If you look at every magazine page I have ever torn out for my “dream kitchen” file, they all have the exact same thing in common – white cabinets. For some people, that is a nightmare scenario, but after living with horrible faux oak cabinets for years, the idea of being able to easily see spills and grease is so appealing. I wipe down our kitchen cupboards often, but I’ll catch sight of them in a beam of sunlight and puke in my mouth a little bit at a giant smear of olive oil I had apparently missed. The week leading up to Thanksgiving is when I bust out the elbow grease and the Mr. Clean Magic Erasers and go to town on the doors in my kitchen.
The game of fridge Tetris before a large party is always interesting. Are there items in your fridge that can be at room temp for a few days?

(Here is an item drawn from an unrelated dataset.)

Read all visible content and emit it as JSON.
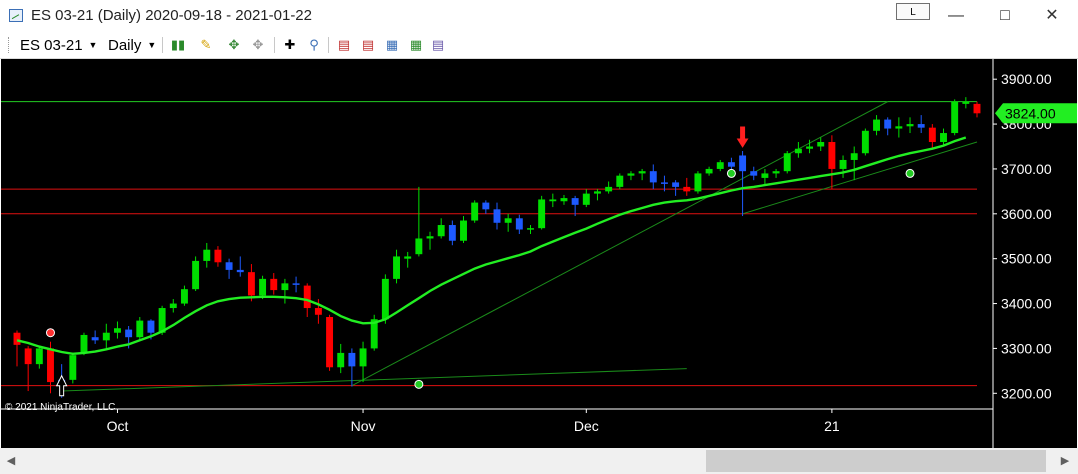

Ketchup, mustard, and other non-perishable condiments can all be temporarily relocated to a cupboard or pantry to clear up room for turkey day dishes.
Do you need to move furniture to make room for extra tables and chairs? Can you do it ahead of time? We always relocate the rug in our living room for large gatherings. I’m not sure why, but people are obsessed with putting their feet under the edges of my beloved area rug while sitting on our couch. For older people, this is a tripping hazard, and besides, it is just annoying. Choosing that rug was crazy stressful, because Troy and I have totally opposing tastes. It was months and we were seconds away from marriage counseling before we finally found the one. So keep your damn feet out from under it, ok? We roll it up the night before and store it in our bedroom. Folding tables and chairs are brought up ahead of time and stored either in our bedroom or on the deck to make for easier set up right before dinner.
Create a timeline of Thanksgiving and start at dessert. What time do you think people will be shoving the final piece of pie in their mouths? What time will people need to finish eating to make that happen? If you assume x number of minutes/hours for dinner, what time does everything need to be ready? Work the day backwards until you know when everything needs to be prepped, in the oven, and ready to go. Take the guesswork out of your timeline and reduce the stress on the day of.
The day of a large event is exhausting. Cooking, being on your feet, and all those dishes is a lot. But even with all that work, I have a rule that I will not go to bed with my house a mess. I would rather clean it up and get it over with, than go to bed and know it is sitting there waiting for me in the morning. That means I sweep or vacuum the floors, wipe down the bathroom, take out the garbage, and empty the recycling. Waking up to a clean house makes sitting around in my jammies the next morning much more appealing. If you have a chance to arrange a “party bitch” appointee, they will come in immensely handy for this part of the day.
Above all else, there are absolutely two things you should do the night before Thanksgiving. One: order pizza or get take out. No exceptions. You should not be cooking. Two: get ping pong balls to put in your medicine cabinet to catch any nosy snoopers. 🙂
What are your favorite party prep tips?